■ PROVIDED DATA
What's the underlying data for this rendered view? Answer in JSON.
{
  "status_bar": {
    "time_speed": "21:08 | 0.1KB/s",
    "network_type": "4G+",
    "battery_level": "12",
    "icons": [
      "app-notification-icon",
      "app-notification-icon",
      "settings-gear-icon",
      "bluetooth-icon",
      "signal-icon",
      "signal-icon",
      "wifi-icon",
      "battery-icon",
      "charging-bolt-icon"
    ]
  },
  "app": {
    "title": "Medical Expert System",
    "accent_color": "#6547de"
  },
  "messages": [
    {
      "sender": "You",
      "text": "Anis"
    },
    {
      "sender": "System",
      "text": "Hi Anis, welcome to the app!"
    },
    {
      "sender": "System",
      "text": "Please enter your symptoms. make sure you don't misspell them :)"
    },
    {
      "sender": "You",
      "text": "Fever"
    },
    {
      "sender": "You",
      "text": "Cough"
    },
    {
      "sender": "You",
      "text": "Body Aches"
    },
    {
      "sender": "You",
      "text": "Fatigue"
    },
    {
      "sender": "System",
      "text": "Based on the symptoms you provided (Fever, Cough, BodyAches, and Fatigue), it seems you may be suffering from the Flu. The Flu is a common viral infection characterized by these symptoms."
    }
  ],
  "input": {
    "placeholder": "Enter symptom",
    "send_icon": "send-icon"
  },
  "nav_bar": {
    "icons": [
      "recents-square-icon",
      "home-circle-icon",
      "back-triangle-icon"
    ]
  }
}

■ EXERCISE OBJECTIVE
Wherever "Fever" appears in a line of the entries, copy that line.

■ ANSWER SPACE
      "text": "Fever"
      "text": "Based on the symptoms you provided (Fever, Cough, BodyAches, and Fatigue), it seems you may be suffering from the Flu. The Flu is a common viral infection characterized by these symptoms."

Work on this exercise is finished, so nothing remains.